    Thanks for this post. Unlike many churches, we get very few visitors at our Christmas services. The people where we live don’t even think of going to church at Christmas. But we have discovered that they want their kids to be involved in something. For the past few years we have run a two day Kids’ Club just before Christmas and the kids come and create nativity plays and a whole church service that their parents then come to on the second night. Our church is filled with people who never come to church. It really is a matter of using what’s familiar in a fresh way – it’s quite traditional, but it just seems to hit the spot with these families who won’t otherwise come at Christmas. We are praying that this will help them connect with Jesus and the church in the new year. (Sorry about this long comment!)

    • Carey Nieuwhof

      Those are great points Kaye.
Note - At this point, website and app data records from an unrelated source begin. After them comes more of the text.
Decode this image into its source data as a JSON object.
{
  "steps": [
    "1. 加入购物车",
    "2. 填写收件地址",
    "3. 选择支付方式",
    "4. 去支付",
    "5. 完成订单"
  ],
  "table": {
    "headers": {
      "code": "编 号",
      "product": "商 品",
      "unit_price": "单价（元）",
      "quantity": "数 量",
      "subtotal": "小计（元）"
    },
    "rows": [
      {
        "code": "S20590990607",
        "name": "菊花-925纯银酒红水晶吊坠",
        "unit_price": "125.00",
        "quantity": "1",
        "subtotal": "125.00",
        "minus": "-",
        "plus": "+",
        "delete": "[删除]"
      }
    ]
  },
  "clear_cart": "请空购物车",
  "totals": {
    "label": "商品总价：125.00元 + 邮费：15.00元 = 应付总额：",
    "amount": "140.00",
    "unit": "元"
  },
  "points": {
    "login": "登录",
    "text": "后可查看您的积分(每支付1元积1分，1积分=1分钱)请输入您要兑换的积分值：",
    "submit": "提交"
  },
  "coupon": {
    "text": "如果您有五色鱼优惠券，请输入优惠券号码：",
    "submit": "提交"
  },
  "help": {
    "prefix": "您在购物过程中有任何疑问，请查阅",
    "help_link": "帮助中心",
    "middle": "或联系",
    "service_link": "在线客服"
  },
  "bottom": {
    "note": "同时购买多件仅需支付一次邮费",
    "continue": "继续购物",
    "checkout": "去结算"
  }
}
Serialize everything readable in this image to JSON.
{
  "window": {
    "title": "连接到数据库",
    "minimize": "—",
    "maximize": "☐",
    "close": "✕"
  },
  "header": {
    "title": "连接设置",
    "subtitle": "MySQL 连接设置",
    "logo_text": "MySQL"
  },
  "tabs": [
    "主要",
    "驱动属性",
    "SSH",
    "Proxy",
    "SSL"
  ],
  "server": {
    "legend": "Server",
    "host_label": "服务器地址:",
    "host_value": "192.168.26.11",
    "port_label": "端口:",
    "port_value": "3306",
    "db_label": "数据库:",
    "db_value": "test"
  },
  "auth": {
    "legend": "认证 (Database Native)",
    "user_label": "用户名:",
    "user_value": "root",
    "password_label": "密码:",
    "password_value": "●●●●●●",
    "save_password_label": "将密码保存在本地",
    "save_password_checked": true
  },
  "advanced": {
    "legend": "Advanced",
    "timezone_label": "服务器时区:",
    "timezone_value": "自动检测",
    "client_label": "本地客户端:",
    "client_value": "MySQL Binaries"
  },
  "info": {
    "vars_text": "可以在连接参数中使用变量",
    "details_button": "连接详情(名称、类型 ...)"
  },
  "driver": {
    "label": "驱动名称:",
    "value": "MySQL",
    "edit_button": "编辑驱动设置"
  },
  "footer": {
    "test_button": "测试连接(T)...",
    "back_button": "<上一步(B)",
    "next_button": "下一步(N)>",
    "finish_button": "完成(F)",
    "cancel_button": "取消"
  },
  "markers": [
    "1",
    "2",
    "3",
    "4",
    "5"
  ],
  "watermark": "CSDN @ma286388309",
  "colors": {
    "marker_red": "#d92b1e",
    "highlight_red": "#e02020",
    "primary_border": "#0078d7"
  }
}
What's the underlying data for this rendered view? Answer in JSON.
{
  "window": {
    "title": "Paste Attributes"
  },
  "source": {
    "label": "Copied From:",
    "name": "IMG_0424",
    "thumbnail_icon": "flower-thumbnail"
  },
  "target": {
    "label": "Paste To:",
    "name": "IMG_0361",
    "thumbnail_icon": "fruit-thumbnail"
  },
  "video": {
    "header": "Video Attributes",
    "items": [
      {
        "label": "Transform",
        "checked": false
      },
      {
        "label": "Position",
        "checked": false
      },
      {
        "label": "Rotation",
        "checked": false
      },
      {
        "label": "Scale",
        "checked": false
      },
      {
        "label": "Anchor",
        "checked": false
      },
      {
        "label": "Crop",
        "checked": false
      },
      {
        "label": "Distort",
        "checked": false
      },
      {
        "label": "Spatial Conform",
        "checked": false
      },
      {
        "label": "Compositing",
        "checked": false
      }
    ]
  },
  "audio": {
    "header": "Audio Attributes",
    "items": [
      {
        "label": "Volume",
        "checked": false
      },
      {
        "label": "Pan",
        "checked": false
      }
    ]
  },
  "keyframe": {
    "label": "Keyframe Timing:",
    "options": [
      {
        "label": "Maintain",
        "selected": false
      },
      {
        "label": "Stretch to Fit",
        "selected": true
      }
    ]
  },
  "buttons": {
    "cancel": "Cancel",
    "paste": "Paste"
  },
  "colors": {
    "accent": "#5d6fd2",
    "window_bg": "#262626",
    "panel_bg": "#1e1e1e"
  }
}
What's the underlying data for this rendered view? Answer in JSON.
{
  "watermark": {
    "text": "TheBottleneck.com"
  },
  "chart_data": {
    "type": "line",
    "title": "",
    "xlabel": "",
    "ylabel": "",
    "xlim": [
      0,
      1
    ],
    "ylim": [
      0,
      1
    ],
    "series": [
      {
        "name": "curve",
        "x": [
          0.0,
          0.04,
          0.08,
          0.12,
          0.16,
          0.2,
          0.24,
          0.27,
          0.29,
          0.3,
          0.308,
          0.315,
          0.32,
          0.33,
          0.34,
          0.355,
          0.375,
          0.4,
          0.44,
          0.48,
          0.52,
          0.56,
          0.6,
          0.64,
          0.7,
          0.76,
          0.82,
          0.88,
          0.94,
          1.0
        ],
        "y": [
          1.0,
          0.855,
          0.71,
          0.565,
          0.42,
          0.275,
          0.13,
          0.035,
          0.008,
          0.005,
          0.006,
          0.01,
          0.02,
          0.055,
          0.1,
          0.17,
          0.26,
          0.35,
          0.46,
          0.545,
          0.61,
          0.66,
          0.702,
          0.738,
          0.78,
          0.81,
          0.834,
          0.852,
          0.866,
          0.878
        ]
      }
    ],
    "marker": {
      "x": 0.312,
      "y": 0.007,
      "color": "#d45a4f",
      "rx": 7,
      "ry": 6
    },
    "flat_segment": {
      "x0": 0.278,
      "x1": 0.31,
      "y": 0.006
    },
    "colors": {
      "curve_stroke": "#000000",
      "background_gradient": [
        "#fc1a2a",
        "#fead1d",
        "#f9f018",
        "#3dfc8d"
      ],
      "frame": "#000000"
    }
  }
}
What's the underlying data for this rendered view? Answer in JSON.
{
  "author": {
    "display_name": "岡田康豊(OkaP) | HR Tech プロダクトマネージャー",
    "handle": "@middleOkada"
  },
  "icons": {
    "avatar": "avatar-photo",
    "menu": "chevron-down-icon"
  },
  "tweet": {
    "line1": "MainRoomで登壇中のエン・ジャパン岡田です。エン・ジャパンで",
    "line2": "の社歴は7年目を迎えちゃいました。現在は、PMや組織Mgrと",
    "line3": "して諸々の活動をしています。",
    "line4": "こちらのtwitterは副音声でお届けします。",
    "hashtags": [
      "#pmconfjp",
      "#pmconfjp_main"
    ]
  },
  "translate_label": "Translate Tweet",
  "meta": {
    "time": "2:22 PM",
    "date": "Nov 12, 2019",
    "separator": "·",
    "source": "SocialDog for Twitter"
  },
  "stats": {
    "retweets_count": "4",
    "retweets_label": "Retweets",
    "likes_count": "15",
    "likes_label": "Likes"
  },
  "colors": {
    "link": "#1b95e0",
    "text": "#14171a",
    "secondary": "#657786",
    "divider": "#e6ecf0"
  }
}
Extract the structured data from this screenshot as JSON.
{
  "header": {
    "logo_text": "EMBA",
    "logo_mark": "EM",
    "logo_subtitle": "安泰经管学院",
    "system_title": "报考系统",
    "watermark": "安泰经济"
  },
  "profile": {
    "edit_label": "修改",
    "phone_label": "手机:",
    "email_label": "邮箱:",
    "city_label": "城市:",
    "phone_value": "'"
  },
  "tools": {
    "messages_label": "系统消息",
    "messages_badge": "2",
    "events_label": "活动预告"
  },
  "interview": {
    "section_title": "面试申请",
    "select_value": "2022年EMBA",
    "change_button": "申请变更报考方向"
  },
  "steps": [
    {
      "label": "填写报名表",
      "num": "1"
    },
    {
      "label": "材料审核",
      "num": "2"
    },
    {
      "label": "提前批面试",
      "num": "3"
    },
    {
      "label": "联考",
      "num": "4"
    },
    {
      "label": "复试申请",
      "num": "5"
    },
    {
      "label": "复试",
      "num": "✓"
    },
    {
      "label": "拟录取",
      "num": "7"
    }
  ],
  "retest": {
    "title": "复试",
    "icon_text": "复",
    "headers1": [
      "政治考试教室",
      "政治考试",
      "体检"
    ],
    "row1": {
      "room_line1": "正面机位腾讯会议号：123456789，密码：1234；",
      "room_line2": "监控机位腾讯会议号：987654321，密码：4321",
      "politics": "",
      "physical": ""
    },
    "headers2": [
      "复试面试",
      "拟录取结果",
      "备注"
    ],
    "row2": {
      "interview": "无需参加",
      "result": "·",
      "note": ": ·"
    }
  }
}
Thank you!

  • Gunnshow

    We have A LOT of brand new Christians and unchurched so one thing we do is give everyone a printed copy of the Christmas story from Matthew and John and challenge them to read it at their Christmas gatherings

  • Gunnshow

    Is the family activity available online somewhere? Love that idea.

    • Carey Nieuwhof

      We’re going to make it available to church leaders in January.